The Riverfront Development Corporation (RDC) has actually done what your usual public/private "study commission" either fails at or doesn't even attempt-- actually propose both a sweeping vision and a coherent strategy for implementing it.
The RDC's vision, incorporated in a report which will soon be made fully public, is a distillation of several development ideas that have been bruited about in recent years -- as well as some new and intriguing ones. Without passing judgment on them at this point, we nevertheless commend the organization for the explicitness of its vision. Public response will help refine that vision and adjustments will no doubt be made before the first shovelful of dirt gets moved.
Some of the RDC's plans will disappoint those who have an attachment to the riverfront icons of the recent past -- the Mud Island monorail, the swimming pool, and the amphitheater in which artists of every stripe have performed.

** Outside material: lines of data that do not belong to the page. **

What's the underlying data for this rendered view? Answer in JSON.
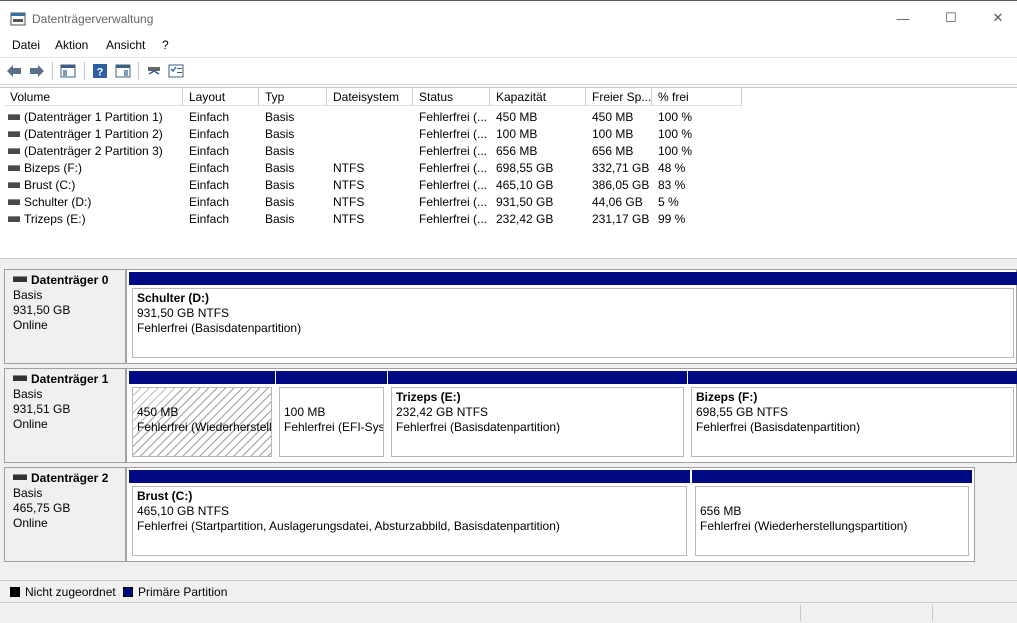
{
  "window": {
    "title": "Datenträgerverwaltung",
    "minimize": "—",
    "maximize": "☐",
    "close": "✕"
  },
  "menu": [
    "Datei",
    "Aktion",
    "Ansicht",
    "?"
  ],
  "toolbar": [
    "back-arrow-icon",
    "forward-arrow-icon",
    "console-tree-icon",
    "help-icon",
    "properties-icon",
    "connect-icon",
    "checklist-icon"
  ],
  "table": {
    "columns": [
      "Volume",
      "Layout",
      "Typ",
      "Dateisystem",
      "Status",
      "Kapazität",
      "Freier Sp...",
      "% frei"
    ],
    "rows": [
      [
        "(Datenträger 1 Partition 1)",
        "Einfach",
        "Basis",
        "",
        "Fehlerfrei (...",
        "450 MB",
        "450 MB",
        "100 %"
      ],
      [
        "(Datenträger 1 Partition 2)",
        "Einfach",
        "Basis",
        "",
        "Fehlerfrei (...",
        "100 MB",
        "100 MB",
        "100 %"
      ],
      [
        "(Datenträger 2 Partition 3)",
        "Einfach",
        "Basis",
        "",
        "Fehlerfrei (...",
        "656 MB",
        "656 MB",
        "100 %"
      ],
      [
        "Bizeps (F:)",
        "Einfach",
        "Basis",
        "NTFS",
        "Fehlerfrei (...",
        "698,55 GB",
        "332,71 GB",
        "48 %"
      ],
      [
        "Brust (C:)",
        "Einfach",
        "Basis",
        "NTFS",
        "Fehlerfrei (...",
        "465,10 GB",
        "386,05 GB",
        "83 %"
      ],
      [
        "Schulter (D:)",
        "Einfach",
        "Basis",
        "NTFS",
        "Fehlerfrei (...",
        "931,50 GB",
        "44,06 GB",
        "5 %"
      ],
      [
        "Trizeps (E:)",
        "Einfach",
        "Basis",
        "NTFS",
        "Fehlerfrei (...",
        "232,42 GB",
        "231,17 GB",
        "99 %"
      ]
    ]
  },
  "disks": [
    {
      "title": "Datenträger 0",
      "type": "Basis",
      "size": "931,50 GB",
      "state": "Online",
      "partitions": [
        {
          "name": "Schulter  (D:)",
          "size": "931,50 GB NTFS",
          "status": "Fehlerfrei (Basisdatenpartition)",
          "hatched": false
        }
      ]
    },
    {
      "title": "Datenträger 1",
      "type": "Basis",
      "size": "931,51 GB",
      "state": "Online",
      "partitions": [
        {
          "name": "",
          "size": "450 MB",
          "status": "Fehlerfrei (Wiederherstell",
          "hatched": true
        },
        {
          "name": "",
          "size": "100 MB",
          "status": "Fehlerfrei (EFI-Syst",
          "hatched": false
        },
        {
          "name": "Trizeps  (E:)",
          "size": "232,42 GB NTFS",
          "status": "Fehlerfrei (Basisdatenpartition)",
          "hatched": false
        },
        {
          "name": "Bizeps  (F:)",
          "size": "698,55 GB NTFS",
          "status": "Fehlerfrei (Basisdatenpartition)",
          "hatched": false
        }
      ]
    },
    {
      "title": "Datenträger 2",
      "type": "Basis",
      "size": "465,75 GB",
      "state": "Online",
      "partitions": [
        {
          "name": "Brust  (C:)",
          "size": "465,10 GB NTFS",
          "status": "Fehlerfrei (Startpartition, Auslagerungsdatei, Absturzabbild, Basisdatenpartition)",
          "hatched": false
        },
        {
          "name": "",
          "size": "656 MB",
          "status": "Fehlerfrei (Wiederherstellungspartition)",
          "hatched": false
        }
      ]
    }
  ],
  "legend": [
    {
      "label": "Nicht zugeordnet",
      "color": "#000000"
    },
    {
      "label": "Primäre Partition",
      "color": "#000a82"
    }
  ],
  "colors": {
    "partition_bar": "#000a82",
    "background": "#f0f0f0"
  }
}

But the fact is the swimming pool is not exactly a recreational mecca, the amphitheater has gone largely unbooked in recent years, and the Mud Island monorail looked both more glamorous and more useful in the movie version of The Firm than it has ever been in reality. If the land bridge imagined by Lendermon, Jernigan, et al. gets built, it should serve not only everyday purposes but as an access point for events and attractions on the reconfigured island.
The bottom line for the RDC's plans is the bottom line. "Make it pay" is the motto, say Lendermon and Jernigan, who imagine, among other things, a major corporation coming to roost on the newly reconstituted Mud Island.
The slogan may not be realistic to those among us who insist on maintaining things according to some idealized vision -- those who, for example, reacted so strongly years ago to a private chain's desire to build a convenience hotel that would front Main Street from the then-vacant grassy square adjoining the Morgan Keegan Building. In retrospect, that structure, though nothing to write home about, was one of the first signs that downtown could have an economically viable future -- sans benefit of artificial or wholly theoretical designs.
We think the RDC has made an impressive first move. What happens next is a matter for public dialogue.
Though there was obvious annoyance on the part of 7th District congressman Ed Bryant, who has waited his turn for a chance to run for statewide office, many were intrigued by the news this week that Tennessee's former governor might run for the U.S. Senate if incumbent Fred Thompson chooses to vacate it. Lamar Alexander came off as a bit of a loser in his futile second try for the presidency in 2000. Too bad, because he was something of a success as governor and as secretary of education. The fact is we rather cotton to the idea of an extended debate between the likes of Bryant and Alexander on the Republican side. Meanwhile, there's Harold Ford Jr. and several of his Democratic congressional colleagues on the other side.
Hmm. Could be an interesting political season after all.